The girl told CBS 17 at first she didn’t realize she had been shot.
“I woke up and I saw this hole,” she said. “They (her parents) came in the room and my dad said I was shot.”
The bullet flew through her family’s front door, traveled through the house, and went through her bedroom wall — just inches above her head.
She was struck in the thigh, but she is going to recover, officials said.
Community activists are angry after hearing that another innocent child in Durham had been shot.
“You can’t even sleep in your bed or take a nap without worrying about a stray bullet coming into your house,” said Robert Belcher, a Durham community activist and founder of A Chance 2 Change.
Belcher questions if the city is keeping the community informed enough about the recent gun violence. He said some of the recent shootings appear to take more priority over others.
“Some people didn’t even know a 13-year-old child got shot yesterday but everyone knew a police dog got shot, and I think that’s a problem,” Belcher said. “I don’t think a dog’s life trumps a child’s life.
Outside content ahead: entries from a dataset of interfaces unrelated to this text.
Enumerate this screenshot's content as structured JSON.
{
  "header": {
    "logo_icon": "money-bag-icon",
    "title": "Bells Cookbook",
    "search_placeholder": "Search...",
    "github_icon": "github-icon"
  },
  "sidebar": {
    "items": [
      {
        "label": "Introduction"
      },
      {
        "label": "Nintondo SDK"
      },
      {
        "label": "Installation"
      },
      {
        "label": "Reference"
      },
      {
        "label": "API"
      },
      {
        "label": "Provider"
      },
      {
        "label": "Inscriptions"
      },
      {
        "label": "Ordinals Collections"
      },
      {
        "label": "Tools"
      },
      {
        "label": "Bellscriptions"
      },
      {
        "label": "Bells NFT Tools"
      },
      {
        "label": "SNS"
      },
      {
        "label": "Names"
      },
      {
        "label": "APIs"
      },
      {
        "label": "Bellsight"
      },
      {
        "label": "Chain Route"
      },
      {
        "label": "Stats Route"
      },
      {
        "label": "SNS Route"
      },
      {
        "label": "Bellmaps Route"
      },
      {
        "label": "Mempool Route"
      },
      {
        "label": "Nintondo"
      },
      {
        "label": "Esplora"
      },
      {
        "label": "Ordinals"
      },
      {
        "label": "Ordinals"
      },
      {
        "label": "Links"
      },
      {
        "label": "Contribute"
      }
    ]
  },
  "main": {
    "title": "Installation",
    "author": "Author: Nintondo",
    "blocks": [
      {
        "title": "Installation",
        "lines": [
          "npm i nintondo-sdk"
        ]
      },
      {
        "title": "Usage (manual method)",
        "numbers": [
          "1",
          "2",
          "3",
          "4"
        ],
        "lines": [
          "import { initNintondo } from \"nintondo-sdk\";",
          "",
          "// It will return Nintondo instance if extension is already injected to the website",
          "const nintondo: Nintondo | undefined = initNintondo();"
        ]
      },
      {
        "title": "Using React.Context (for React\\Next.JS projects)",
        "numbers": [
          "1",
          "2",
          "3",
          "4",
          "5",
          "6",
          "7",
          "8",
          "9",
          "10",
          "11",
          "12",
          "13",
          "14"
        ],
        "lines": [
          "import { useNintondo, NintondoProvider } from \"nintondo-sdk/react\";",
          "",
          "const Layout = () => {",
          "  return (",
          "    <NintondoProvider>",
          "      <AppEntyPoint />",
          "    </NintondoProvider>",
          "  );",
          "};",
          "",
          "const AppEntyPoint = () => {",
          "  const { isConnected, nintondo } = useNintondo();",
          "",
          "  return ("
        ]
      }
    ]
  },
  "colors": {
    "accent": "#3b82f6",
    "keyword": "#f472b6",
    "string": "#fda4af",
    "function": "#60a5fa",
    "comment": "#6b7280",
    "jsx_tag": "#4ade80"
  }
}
I just don’t see that.”
CBS 17 brought this concern up about a lack of transparency between the city and the community to Durham Mayor Steve Schewel.
“I would say you’re totally wrong, I think that our transparency is fantastic,” Schewel said. “I have never seen a more transparent police department. Here I am, answering your questions. I’ve been on with you many times and our police department has as well.”
But Belcher argues that the community still doesn’t know what the city plans to do to address the problem with gun violence.
“If they’re taking it as serious as they need to, we’re not hearing about it,” Belcher said.
Schewel said the Durham Police Department is actively working to catch those behind the recent drive-by shootings and he said gun laws need to be stricter in North Carolina.
Schewel said the expansion of Bull City United’s Violence Interrupter program will help reduce crime. But it’s been two months since the city approved the nearly $1 million expansion to hire more violence interrupters and outreach workers, and those staffers have not been hired yet.
On Monday, the Durham Board of County Commissioners will be approving an interlocal agreement to work with the city on the expansion of this program.
However, the earliest those new boots could be on the ground is late spring or early summer.